Karen Bleier/AFP/Getty Images

The fight for net neutrality enters the next phase

It’s been about four months since the Federal Communications Commission’s “net neutrality” policy was struck down by a federal court – for the second time – leaving FCC officials to look for a new policy to guarantee that all online content be treated equally.
FCC Chairman Tom Wheeler unveiled his latest effort in April, which he said was intended to overcome the federal courts’ objections without gutting the underlying policy itself. For net neutrality proponents, Wheeler’s plan came up far short.
Which brings us to yesterday.
On Thursday, the Federal Communications Commission voted 3-2 to open for public debate new rules meant to guarantee an open Internet. Before the plan becomes final, though, the chairman of the commission, Tom Wheeler, will need to convince his colleagues and an array of powerful lobbying groups that the plan follows the principle of net neutrality, the idea that all content running through the Internet’s pipes is treated equally.
While the rules are meant to prevent Internet providers from knowingly slowing data, they would allow content providers to pay for a guaranteed fast lane of service. Some opponents of the plan, those considered net neutrality purists, argue that allowing some content to be sent along a fast lane would essentially discriminate against other content.
Part of the problem with the debate is that opposing sides appear, at first blush, to be saying roughly the same thing. Net neutrality supporters say they want an open Internet, and Wheeler says that’s his goal, too. Net neutrality supporters say they don’t want some online content to be less accessible based on corporate arrangements struck by service providers, and Wheeler says he agrees with that, too. Net neutrality supporters say the FCC’s idea unveiled in April needed major changes, and Wheeler says he’s done exactly that.
But as is usually the case, it’s the details that matter – and when it comes to net neutrality, the differences make clear that the policy disagreement is real.
The New York Times editorial board summarized where things stand.
[O]n Thursday, the commission voted 3 to 2 along party lines to consider two options. Under the first option, the F.C.C. would require cable and phone companies to provide their broadband subscribers a basic level of unfettered Internet service. But as long as that condition is met, telecom companies would also be able to charge businesses like Netflix fees to deliver their movies faster to consumers than others.

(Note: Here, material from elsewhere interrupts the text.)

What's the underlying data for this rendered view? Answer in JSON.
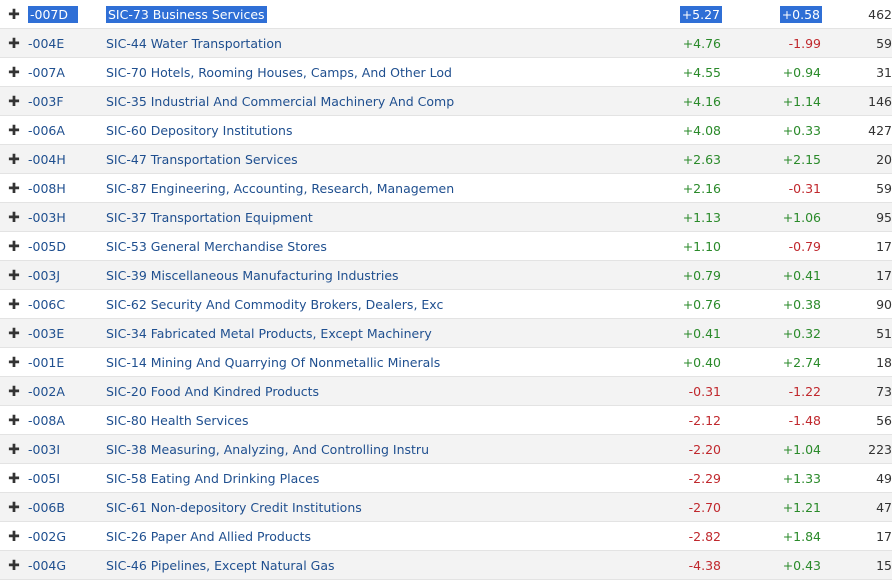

Under the second option, the commission would reclassify broadband as a telecommunications service, akin to a public utility. That would allow for more stringent regulation that could prevent companies like Verizon and Comcast from engaging in unreasonable and unjust discrimination. Many consumer advocates like Public Knowledge and legal scholars like Tim Wu of Columbia Law School have recommended this option all along.
As one might imagine, net neutrality proponents prefer the latter.
Yesterday’s vote was an important step in the process, but it’s more the end of the beginning than the beginning of the end.
Indeed, the next phase will feature public comments over the next few months – I’m assuming the volume of comments will be fairly intense – and the FCC members will reconvene later this year to decide between the alternatives.